SALT LAKE CITY — Jesus Christ Superstar first conquered the stage in 1971. Subsequent revivals have dotted the globe and affirmed the supremacy of Andrew Lloyd Webber’s rock score and Tim Rice’s lyrics. Now, the titan of musical theatre celebrates its legacy with a dazzling 50th Anniversary Tour.
The show takes place during the final week of Jesus’s life—covering events such as his ride into Jerusalem, Judas’s betrayal, and the Crucifixion—but the Bible only informs the plot so much. The show takes creative liberties by exploring the minds of figures like Judas, Mary Magdalene, and Pontius Pilate in addition to Jesus. While Judas is portrayed as an altruistic disciple who betrays Jesus for a greater cause, the show endows Christ with a good deal of humanity, making him a man who is quick-tempered and afraid of death. It is only Jesus’s godlike ability to scream his face off that makes him deity here.
The genius of director Timothy Sheader’s production is how it harnesses the transcendent quality of song and dance to tell a story of epic proportions. The curtains opened on a dark stage with a single guitarist bathed in a white spotlight. Standing on the second floor of the set, his face shrouded by his hood, he shredded a foreboding solo that sounded like it could have pronounced Jesus’s death sentence. A rock opera in its most glorious form.
Many other moments were a spectacle to behold. During the scene when Jesus banishes merchants from the temple, a torrent of gold confetti washed over the red-lit stage. Alvin Crawford (as Caiaphas) and Tyce Green (as Annas) were a vocally dazzling duo. I would be amiss not to mention Paul Louis Lessard’s (in the role of Herod) hilariously self-indulgent performance while wearing a huge gold cloak. I am still floored listening in my head to Aaron LaVigne (as Jesus) sing his high notes with a rasp that pierced the soul like a nail through a hand. The ensemble wielded everything from metal palm leaves to LED crosses as they executed Tim McOnie’s stunning choreography. Drawing from a contemporary movement vocabulary, McOnie’s work set the mood of each scene just as much as the music did.
That mood-setting was important because the plot was sometimes hard to follow. I probably would not have known what was going on had I not seen the 1973 film version. That could be because of how Superstar is written and also because some costumes by Tom Scutt served as aesthetic pieces and not obvious indicators of character. Nevertheless, I appreciated how Scutt updated the wardrobe instead of imitating the original movie. At first, I was surprised to see the the cast’s athleisure wear and the ponytails with shaved sides that some of them sported. Although I had imagined that the show’s groovy soundtrack made Jesus Christ Superstar a quintessentially 1970s show, I loved the choice to ditch the bell-bottoms for the Adidas sweatpants, making it a story for the present day.
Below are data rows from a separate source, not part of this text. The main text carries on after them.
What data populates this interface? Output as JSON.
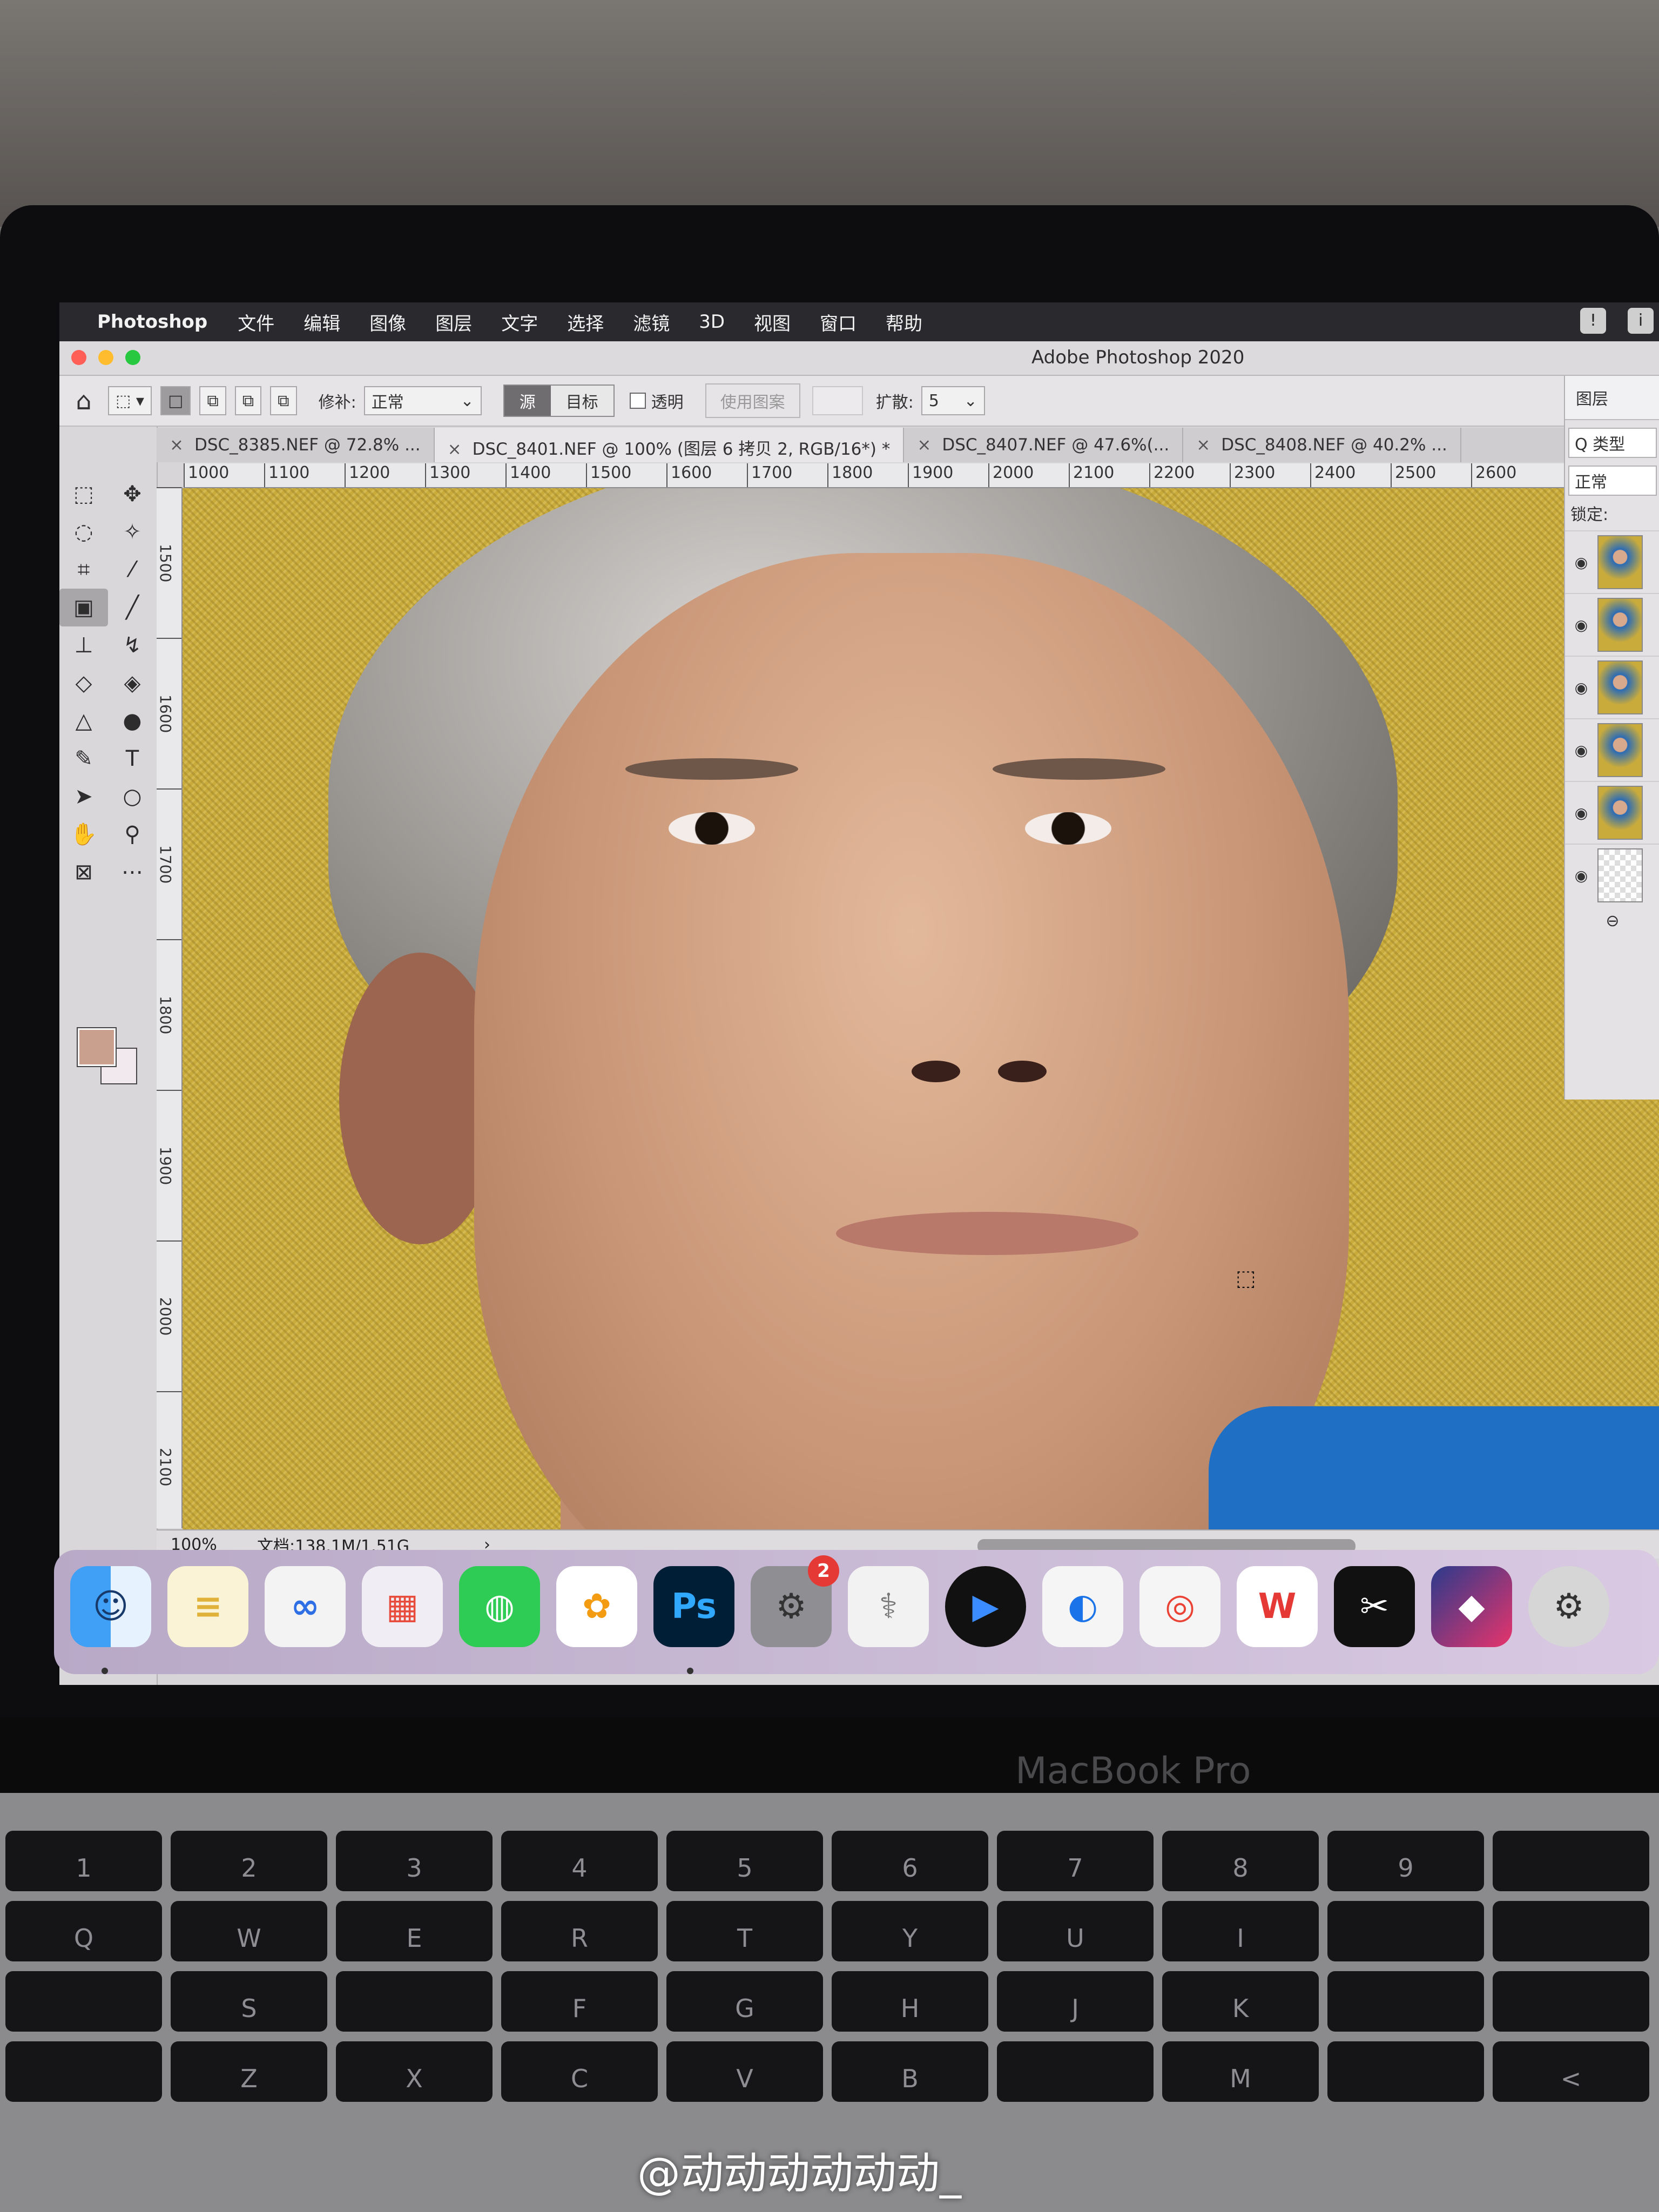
{
  "menubar": {
    "app_name": "Photoshop",
    "items": [
      "文件",
      "编辑",
      "图像",
      "图层",
      "文字",
      "选择",
      "滤镜",
      "3D",
      "视图",
      "窗口",
      "帮助"
    ]
  },
  "window": {
    "title": "Adobe Photoshop 2020"
  },
  "options_bar": {
    "patch_label": "修补:",
    "patch_value": "正常",
    "source_label": "源",
    "target_label": "目标",
    "transparent_label": "透明",
    "use_pattern_label": "使用图案",
    "diffusion_label": "扩散:",
    "diffusion_value": "5"
  },
  "tabs": [
    {
      "label": "DSC_8385.NEF @ 72.8% ..."
    },
    {
      "label": "DSC_8401.NEF @ 100% (图层 6 拷贝 2, RGB/16*) *"
    },
    {
      "label": "DSC_8407.NEF @ 47.6%(..."
    },
    {
      "label": "DSC_8408.NEF @ 40.2% ..."
    }
  ],
  "ruler_h": [
    "1000",
    "1100",
    "1200",
    "1300",
    "1400",
    "1500",
    "1600",
    "1700",
    "1800",
    "1900",
    "2000",
    "2100",
    "2200",
    "2300",
    "2400",
    "2500",
    "2600"
  ],
  "ruler_v": [
    "1500",
    "1600",
    "1700",
    "1800",
    "1900",
    "2000",
    "2100"
  ],
  "status": {
    "zoom": "100%",
    "doc": "文档:138.1M/1.51G"
  },
  "layers_panel": {
    "tab": "图层",
    "search": "Q 类型",
    "blend_mode": "正常",
    "lock_label": "锁定:"
  },
  "dock": {
    "ps_label": "Ps",
    "settings_badge": "2"
  },
  "laptop": {
    "brand": "MacBook Pro"
  },
  "keyboard": [
    "1",
    "2",
    "3",
    "4",
    "5",
    "6",
    "7",
    "8",
    "9",
    "Q",
    "W",
    "E",
    "R",
    "T",
    "Y",
    "U",
    "I",
    "S",
    "F",
    "G",
    "H",
    "J",
    "K",
    "Z",
    "X",
    "C",
    "V",
    "B",
    "M",
    "<"
  ],
  "watermark": "@动动动动动动_",
  "colors": {
    "canvas_bg": "#c9ab3c",
    "foreground": "#c9a08e",
    "shirt": "#1f6fc4"
  }
}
If the show delivered with its big moments, another one of its strengths was its balance between spectacle and intimacy. I was touched by LaVigne as he tearfully submitted to his coming death in “Gethsemane.” Just as shattering was the following moment when Omar Lopez-Cepero (playing Judas) gave Jesus the kiss that consummated his betrayal against the man he had once loved and worshipped. McOnie’s choreography worked not just during high energy numbers but during quieter moments, too. Thanks to the flexible ensemble, I was equally pumped up by the movement of “Simon Zealotes” and entranced by the soothing groove of “Everything’s Alright.”
The show’s careful balance between spectacle and intimacy culminated in the haunting image of the ensemble approaching Jesus’s bloodied body one at a time to spew at him a handful of gold glitter. The image reminded me of the long artistic tradition of depicting Jesus’s grotesque suffering. That said, I often question the value of violence in media because of how it can generate more violence in the world. Putting the ethics of it aside, Sheader staged the crucifixion to maximum effect: I was moved and left wondering what forces could have combined to torture a person the way Christ was. With the rest of the stage black, intense white lights backlit Jesus as he hung on the cross, creating a picture that was both majestic and defeated, tender and larger-than-life—the crux of Christianity summed up.
If anything, the 50th anniversary tour of Jesus Christ Superstar was an experiment in what happens when blood and glitter mix—when ballads intersperse rock and roll numbers, when humanity at its most vulnerable meets big-time spectacle, when a person like Jesus is inserted into a vicious political machine. The result is a powerful piece of theatre. No matter their religious beliefs, Jesus Christ Superstar is a must-see for Utah audiences, who can witness a production that is thrilling and immortal.